Excerpts from an interface dataset:
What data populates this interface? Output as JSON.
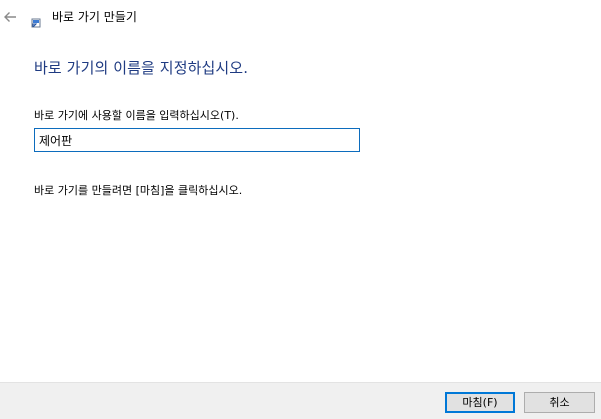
{
  "header": {
    "title": "바로 가기 만들기",
    "back_icon": "back-arrow-icon",
    "app_icon": "shortcut-icon"
  },
  "main": {
    "heading": "바로 가기의 이름을 지정하십시오.",
    "name_label": "바로 가기에 사용할 이름을 입력하십시오(T).",
    "name_value": "제어판",
    "instruction": "바로 가기를 만들려면 [마침]을 클릭하십시오."
  },
  "footer": {
    "finish_label": "마침(F)",
    "cancel_label": "취소"
  },
  "colors": {
    "heading": "#1f3b82",
    "input_border": "#0c6cbd",
    "footer_bg": "#f0f0f0",
    "default_button_border": "#0078d7"
  }
}
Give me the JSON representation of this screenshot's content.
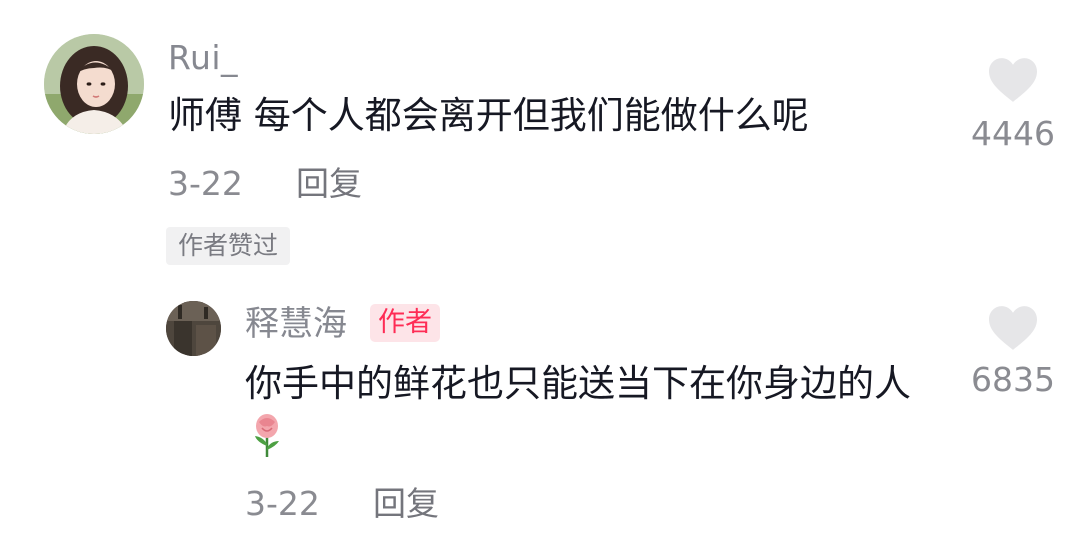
{
  "comment": {
    "username": "Rui_",
    "text": "师傅 每个人都会离开但我们能做什么呢",
    "date": "3-22",
    "reply_label": "回复",
    "liked_badge": "作者赞过",
    "like_count": "4446"
  },
  "reply": {
    "author": "释慧海",
    "author_tag": "作者",
    "text": "你手中的鲜花也只能送当下在你身边的人",
    "emoji": "rose-emoji",
    "date": "3-22",
    "reply_label": "回复",
    "like_count": "6835"
  },
  "icons": {
    "like": "heart-icon"
  },
  "colors": {
    "author_tag_text": "#fe2c55",
    "author_tag_bg": "#fde4e8",
    "heart": "#e6e6e8"
  }
}
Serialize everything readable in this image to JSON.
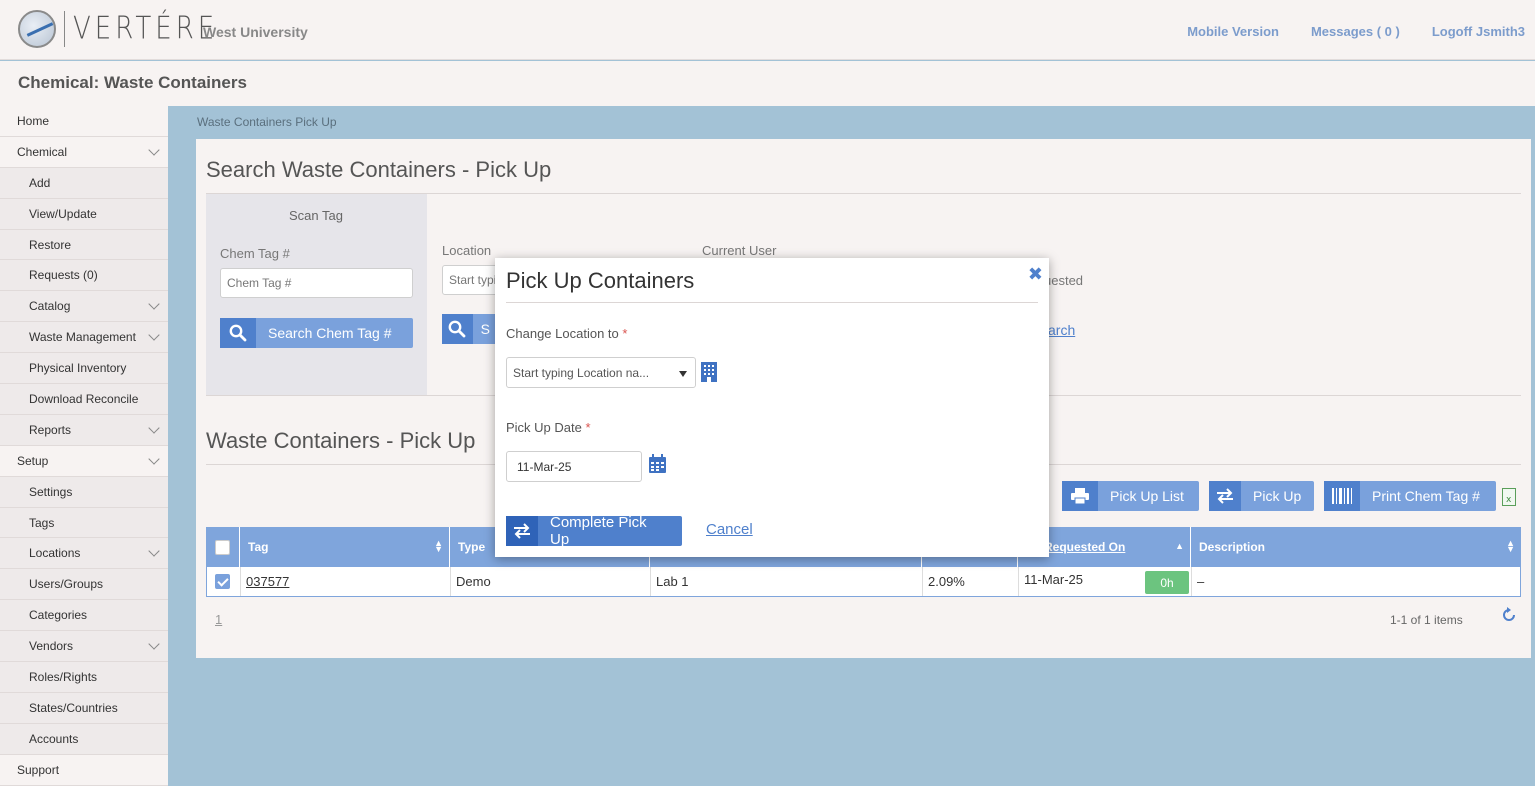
{
  "header": {
    "logo_text": "VERTÉRE",
    "org_name": "West University",
    "links": [
      "Mobile Version",
      "Messages ( 0 )",
      "Logoff Jsmith3"
    ]
  },
  "page_title": "Chemical: Waste Containers",
  "sidebar": [
    {
      "label": "Home",
      "level": "top"
    },
    {
      "label": "Chemical",
      "level": "top",
      "expandable": true
    },
    {
      "label": "Add",
      "level": "sub"
    },
    {
      "label": "View/Update",
      "level": "sub"
    },
    {
      "label": "Restore",
      "level": "sub"
    },
    {
      "label": "Requests (0)",
      "level": "sub"
    },
    {
      "label": "Catalog",
      "level": "sub",
      "expandable": true
    },
    {
      "label": "Waste Management",
      "level": "sub",
      "expandable": true
    },
    {
      "label": "Physical Inventory",
      "level": "sub"
    },
    {
      "label": "Download Reconcile",
      "level": "sub"
    },
    {
      "label": "Reports",
      "level": "sub",
      "expandable": true
    },
    {
      "label": "Setup",
      "level": "top",
      "expandable": true
    },
    {
      "label": "Settings",
      "level": "sub"
    },
    {
      "label": "Tags",
      "level": "sub"
    },
    {
      "label": "Locations",
      "level": "sub",
      "expandable": true
    },
    {
      "label": "Users/Groups",
      "level": "sub"
    },
    {
      "label": "Categories",
      "level": "sub"
    },
    {
      "label": "Vendors",
      "level": "sub",
      "expandable": true
    },
    {
      "label": "Roles/Rights",
      "level": "sub"
    },
    {
      "label": "States/Countries",
      "level": "sub"
    },
    {
      "label": "Accounts",
      "level": "sub"
    },
    {
      "label": "Support",
      "level": "top"
    }
  ],
  "breadcrumb": "Waste Containers Pick Up",
  "search": {
    "title": "Search Waste Containers - Pick Up",
    "scan_tag_label": "Scan Tag",
    "chem_tag_label": "Chem Tag #",
    "chem_tag_placeholder": "Chem Tag #",
    "search_chem_tag_button": "Search Chem Tag #",
    "location_label": "Location",
    "location_placeholder": "Start typi",
    "search_button_partial": "S",
    "current_user_label": "Current User",
    "requested_partial": "uested",
    "search_link_partial": "arch"
  },
  "results": {
    "title": "Waste Containers - Pick Up",
    "buttons": {
      "pickup_list": "Pick Up List",
      "pickup": "Pick Up",
      "print_tag": "Print Chem Tag #"
    },
    "columns": {
      "tag": "Tag",
      "type": "Type",
      "requested_on": "up Requested On",
      "description": "Description"
    },
    "rows": [
      {
        "tag": "037577",
        "type": "Demo",
        "location": "Lab 1",
        "percent": "2.09%",
        "requested_on": "11-Mar-25",
        "age": "0h",
        "description": "–"
      }
    ],
    "pager_page": "1",
    "pager_summary": "1-1 of 1 items"
  },
  "modal": {
    "title": "Pick Up Containers",
    "change_location_label": "Change Location to",
    "required_mark": "*",
    "location_placeholder": "Start typing Location na...",
    "pickup_date_label": "Pick Up Date",
    "pickup_date_value": "11-Mar-25",
    "complete_button": "Complete Pick Up",
    "cancel_link": "Cancel"
  },
  "colors": {
    "accent": "#4f80cc",
    "button_light": "#7aa1dc",
    "badge": "#6cc47f",
    "background": "#a3c2d6"
  }
}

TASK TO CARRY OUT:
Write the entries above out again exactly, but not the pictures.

ANSWER BELOW:
What data populates this interface? Output as JSON.
{
  "header": {
    "title": "바로 가기 만들기",
    "back_icon": "back-arrow-icon",
    "app_icon": "shortcut-icon"
  },
  "main": {
    "heading": "바로 가기의 이름을 지정하십시오.",
    "name_label": "바로 가기에 사용할 이름을 입력하십시오(T).",
    "name_value": "제어판",
    "instruction": "바로 가기를 만들려면 [마침]을 클릭하십시오."
  },
  "footer": {
    "finish_label": "마침(F)",
    "cancel_label": "취소"
  },
  "colors": {
    "heading": "#1f3b82",
    "input_border": "#0c6cbd",
    "footer_bg": "#f0f0f0",
    "default_button_border": "#0078d7"
  }
}
Give me the JSON representation of this screenshot's content.
{
  "comment": {
    "username": "Rui_",
    "text": "师傅 每个人都会离开但我们能做什么呢",
    "date": "3-22",
    "reply_label": "回复",
    "liked_badge": "作者赞过",
    "like_count": "4446"
  },
  "reply": {
    "author": "释慧海",
    "author_tag": "作者",
    "text": "你手中的鲜花也只能送当下在你身边的人",
    "emoji": "rose-emoji",
    "date": "3-22",
    "reply_label": "回复",
    "like_count": "6835"
  },
  "icons": {
    "like": "heart-icon"
  },
  "colors": {
    "author_tag_text": "#fe2c55",
    "author_tag_bg": "#fde4e8",
    "heart": "#e6e6e8"
  }
}
Serialize everything readable in this image to JSON.
{
  "header": {
    "logo_text": "VERTÉRE",
    "org_name": "West University",
    "links": [
      "Mobile Version",
      "Messages ( 0 )",
      "Logoff Jsmith3"
    ]
  },
  "page_title": "Chemical: Waste Containers",
  "sidebar": [
    {
      "label": "Home",
      "level": "top"
    },
    {
      "label": "Chemical",
      "level": "top",
      "expandable": true
    },
    {
      "label": "Add",
      "level": "sub"
    },
    {
      "label": "View/Update",
      "level": "sub"
    },
    {
      "label": "Restore",
      "level": "sub"
    },
    {
      "label": "Requests (0)",
      "level": "sub"
    },
    {
      "label": "Catalog",
      "level": "sub",
      "expandable": true
    },
    {
      "label": "Waste Management",
      "level": "sub",
      "expandable": true
    },
    {
      "label": "Physical Inventory",
      "level": "sub"
    },
    {
      "label": "Download Reconcile",
      "level": "sub"
    },
    {
      "label": "Reports",
      "level": "sub",
      "expandable": true
    },
    {
      "label": "Setup",
      "level": "top",
      "expandable": true
    },
    {
      "label": "Settings",
      "level": "sub"
    },
    {
      "label": "Tags",
      "level": "sub"
    },
    {
      "label": "Locations",
      "level": "sub",
      "expandable": true
    },
    {
      "label": "Users/Groups",
      "level": "sub"
    },
    {
      "label": "Categories",
      "level": "sub"
    },
    {
      "label": "Vendors",
      "level": "sub",
      "expandable": true
    },
    {
      "label": "Roles/Rights",
      "level": "sub"
    },
    {
      "label": "States/Countries",
      "level": "sub"
    },
    {
      "label": "Accounts",
      "level": "sub"
    },
    {
      "label": "Support",
      "level": "top"
    }
  ],
  "breadcrumb": "Waste Containers Pick Up",
  "search": {
    "title": "Search Waste Containers - Pick Up",
    "scan_tag_label": "Scan Tag",
    "chem_tag_label": "Chem Tag #",
    "chem_tag_placeholder": "Chem Tag #",
    "search_chem_tag_button": "Search Chem Tag #",
    "location_label": "Location",
    "location_placeholder": "Start typi",
    "search_button_partial": "S",
    "current_user_label": "Current User",
    "requested_partial": "uested",
    "search_link_partial": "arch"
  },
  "results": {
    "title": "Waste Containers - Pick Up",
    "buttons": {
      "pickup_list": "Pick Up List",
      "pickup": "Pick Up",
      "print_tag": "Print Chem Tag #"
    },
    "columns": {
      "tag": "Tag",
      "type": "Type",
      "requested_on": "up Requested On",
      "description": "Description"
    },
    "rows": [
      {
        "tag": "037577",
        "type": "Demo",
        "location": "Lab 1",
        "percent": "2.09%",
        "requested_on": "11-Mar-25",
        "age": "0h",
        "description": "–"
      }
    ],
    "pager_page": "1",
    "pager_summary": "1-1 of 1 items"
  },
  "modal": {
    "title": "Pick Up Containers",
    "change_location_label": "Change Location to",
    "required_mark": "*",
    "location_placeholder": "Start typing Location na...",
    "pickup_date_label": "Pick Up Date",
    "pickup_date_value": "11-Mar-25",
    "complete_button": "Complete Pick Up",
    "cancel_link": "Cancel"
  },
  "colors": {
    "accent": "#4f80cc",
    "button_light": "#7aa1dc",
    "badge": "#6cc47f",
    "background": "#a3c2d6"
  }
}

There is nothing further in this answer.